On 1 Sept. 1869, Andrews married Julia Martha Johnston, daughter of Colonel William Johnston of Charlotte. The couple had five children: William J., manager of the Raleigh Electric Company; Alexander Boyd, Jr., a Raleigh attorney, amateur historian, and state Masonic official; Jane Hawkins (Mrs. William M. Marks); John Harris; and Graham Harris, a banker and long-time mayor of Raleigh.
Andrews was Episcopalian and a member of the Church of the Good Shepherd in Raleigh. He died at his home at 407 North Blount Street and was buried with Masonic rites at Oakwood Cemetery in Raleigh.
Alexander Boyd Andrews Papers (Southern Historical Collection, University of North Carolina, Chapel Hill).
Samuel A. Ashe, ed., Biographical History of North Carolina, vol. 1 (1905), and Cyclopedia of Eminent and Representative Men of the Carolinas of the Nineteenth Century, vol. 2 (1892).
Walter Clark, Histories of the Several Regiments and Battalions from North Carolina in the Great War, 1861–1865 (1901).
Josephus Daniels, Editor in Politics (1941), and Tar Heel Editor (1939).
Hugh T. Lefler and Albert Ray Newsome, eds., The Papers of Walter Clark, 2 vols. (1948–50).
Margaret W. Morris, "The Completion of the Western North Carolina Railroad," North Carolina Historical Review 52 (1975).
W. Buck Yearns, ed., The Papers of Thomas Jordan Jarvis, vol. 1, 1869–1882 (1969).
"Alexander B. Andrews 1841-1915." N.C. Highway Historical Marker H-80, N.C. Office of Archives & History. https://www.ncdcr.gov/about/history/division-historical-resources/nc-highway-historical-marker-program/Markers.aspx?sp=Markers&k=Markers&sv=H-80 (accessed January 24, 2013).
Alexander Boyd Andrews Papers, 1859-1891 (collection no. 03245). The Southern Historical Collection. Louis Round Wilson Special Collections Library. University of North Carolina at Chapel Hill. http://www.lib.unc.edu/mss/inv/a/Andrews,Alexander_Boyd(1841-1915).html (accessed January 24, 2013).
Andrews, Alexander Boyd. Prayers and other devotions for the use of the soldiers of the army of the Confederate States. Charleston, S.C. : Published for Female Bible, Prayer-book and Tract Society. 1860. https://archive.org/details/prayersotherdevo00andr (accessed January 24, 2013).
Alexander boyd Andrews Portrait, Accession #: H.1914.272.1.1891. North Carolina Museum of History. Available from http://collections.ncdcr.gov/dcr/ProficioScript.aspx?IDCFile=DETAILS.IDC,TITLE=NEW%20SEARCH,URL=search.html,SPECIFIC=74310,DATABASE=WebTagSet634946173411273921(accessed January 24, 2013).

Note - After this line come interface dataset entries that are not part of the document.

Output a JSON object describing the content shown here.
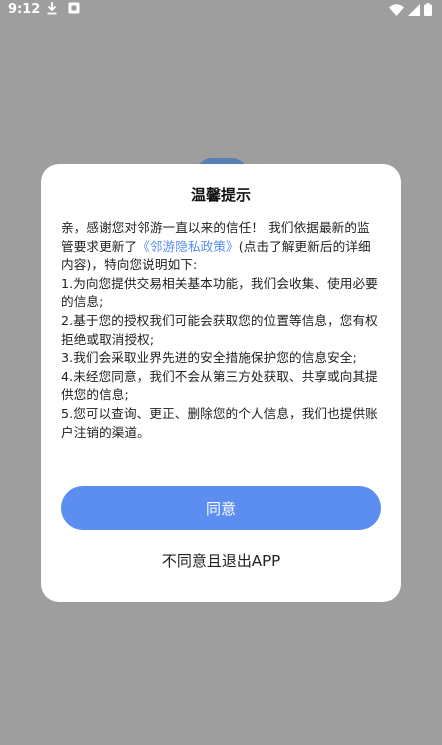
{
  "status_bar": {
    "time": "9:12"
  },
  "dialog": {
    "title": "温馨提示",
    "intro_before_link": "亲，感谢您对邻游一直以来的信任！ 我们依据最新的监管要求更新了",
    "policy_link": "《邻游隐私政策》",
    "intro_after_link": "(点击了解更新后的详细内容)，特向您说明如下:",
    "items": [
      "1.为向您提供交易相关基本功能，我们会收集、使用必要的信息;",
      "2.基于您的授权我们可能会获取您的位置等信息，您有权拒绝或取消授权;",
      "3.我们会采取业界先进的安全措施保护您的信息安全;",
      "4.未经您同意，我们不会从第三方处获取、共享或向其提供您的信息;",
      "5.您可以查询、更正、删除您的个人信息，我们也提供账户注销的渠道。"
    ],
    "agree_label": "同意",
    "disagree_label": "不同意且退出APP"
  },
  "colors": {
    "overlay": "#9e9e9e",
    "accent": "#5b8ef0",
    "link": "#5a8ff0"
  }
}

"Mrs. Alexander Boyd Andrews." Photograph. History of Wake County, North Carolina : with sketches of those who have most influenced its development. Raleigh, N. C. : Edwards & Broughton Print. Co. 1922. Frontispiece. https://archive.org/stream/historyofwakeco00cham#page/n11/mode/2up (accessed October 4, 2013).
1 January 1979 | Steelman, Bennett L.